CS: This is so bad that I wasn’t plugging it! Wooo! ‘Decades: A Century Of Fashion.’ I would suggest a general book to give somebody the knowledge of fashion, loving and knowing current styles, that's one thing, but knowing and understanding the inspiration, where things come from, and the historic significance of fashion as a barometer of the times we’ve lived and loved is really important. It's probably one of the most affordable and expeditious ways to whet a child’s appetite for fashion.
JJ: I couldn’t agree more. That’s something that's so central to what we’re doing here at little Red Fashion, providing that context in new ways. I think part of that initial issue you spoke to, in terms of cultivating a fashion sensibility is all about providing context. I think that so many people who are fans of fashion don’t necessarily go backwards in time unless their fashion nerds…
CS: Uh huh.
JJ: ..to discover the hermeneutics of fashion, to discover where things come from and how to contextually place them within history and I think that’s essential. And I think making fashion history more accessible is at the heart of everything we’re doing, it’s definitely at the heart of everything you do at Decades, and in your work.
CS: Well, thank you, it's really at the heart of civilization: understand the past to understand the present and hopefully make a better future.
I would also add, as a child I went to a lot of auctions with my parents, to get furniture, so I was around old things. And I would encourage parents who have children interested in fashion to go to estate sales, go to thrift stores, go to vintage stores. I can’t tell you how often a mom will bring a child in, just to see the store. And I’m always receptive. My whole thing with Decades is that we are a laboratory of inspiration, and when young people can come in and see the clothes, I know they’re not going to be buying a $2,000 dress, maybe in 10 years, but I love the notion of sharing, of letting people look and see and understand.

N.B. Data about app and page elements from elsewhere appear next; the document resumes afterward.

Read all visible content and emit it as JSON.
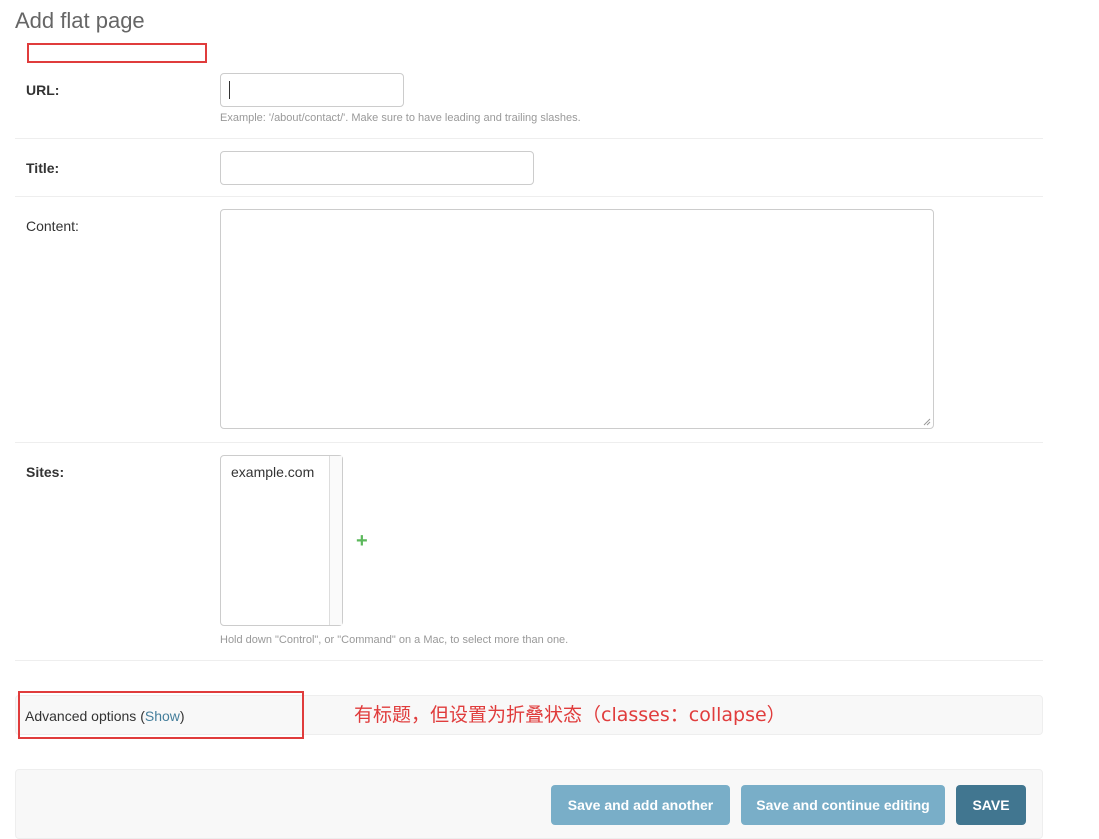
{
  "page": {
    "title": "Add flat page"
  },
  "form": {
    "url": {
      "label": "URL:",
      "value": "",
      "help": "Example: '/about/contact/'. Make sure to have leading and trailing slashes."
    },
    "title": {
      "label": "Title:",
      "value": ""
    },
    "content": {
      "label": "Content:",
      "value": ""
    },
    "sites": {
      "label": "Sites:",
      "options": [
        "example.com"
      ],
      "help": "Hold down \"Control\", or \"Command\" on a Mac, to select more than one."
    }
  },
  "advanced": {
    "label": "Advanced options (",
    "link": "Show",
    "suffix": ")"
  },
  "annotation": {
    "text": "有标题，但设置为折叠状态（classes：collapse）",
    "color": "#e03c3c"
  },
  "buttons": {
    "save_add": "Save and add another",
    "save_continue": "Save and continue editing",
    "save": "SAVE"
  },
  "colors": {
    "accent": "#417690",
    "button_light": "#79aec8",
    "add_green": "#5cb85c",
    "link": "#447e9b"
  }
}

RE: That’s so wonderful. I love that.
So, real quick, before we wrap up, Cameron, could you give one piece of advice to a kid who wants to work in the vintage area of fashion, what would you say to them?
CS: Well, try not to work for somebody too crazy! (laughs)
If you want to work in vintage, start young! I started working in retail when I was.. 15. And there’s no reason why you can’t have an internship, or work at a charity shop. They exist everywhere, so start that. And if anyone is ever interested in becoming retailers or becoming fashion designers? Take improv class. Learn how to public speak. Because it is totally theatre, retail, whether it's digital or in person, it is theatre and seduction, and the more confident you are in public speaking, in conversation, rather than just tapping emojis, the better chance you have for a successful career.
RE: Cameron, thank you so much. We really do appreciate your time, and your willingness to help our community, the next generation of people who will work in fashion.
JJ: Yes, absolutely!
CS: I believe that children are the future!
RE: They really are!
CS: I had to say that!
JJ: You and me both!
RE: No, of course!
JJ: Especially when we’re addressing so many things. You know, we are at a watershed moment in the industry, for so many systemic issues, and challenges, and I think changing it for kids, and through the lens of kids, reconnects so many of us who already love the industry.
CS: Uh huh.
JJ: That shared energy, and to your point about thrifting and tag sales…let me tell you, sometimes you find vintage a Lanvin for $20!
CS: Oh, that's amazing!! I could sell that in Kona, I could sell for $420!
JJ: I know! That’s great, $20, like two days ago!
CS: That’s amazing!
JJ: I’m gonna say it’s from the 70s, that’s my guess, just based on the label.
CS: Yeah. It’s pretty awesome
CS: That’s good, it’ll… but make sure you still get vitamin D, cuz that’s gonna block a lot of sun.
JJ: Oh, yeah, it’s gonna be my outdoor reading hat for the rest of the summer.
CS: Well, enjoy it, it looks very fetching.
JJ: Thank you Cameron, thank you so, so much!
RE: Well everybody, thank you much, it was wonderful to have you with us Cameron, we appreciate your time, and fly safe!
CS: Oh, no, I spelled my name really weird, I just realized!
RE: It’s ok, I thought it was on purpose!!
CS: No, no, not at all (laughs) I’ll talk to you later. Bye!
JJ: Bye Cameron!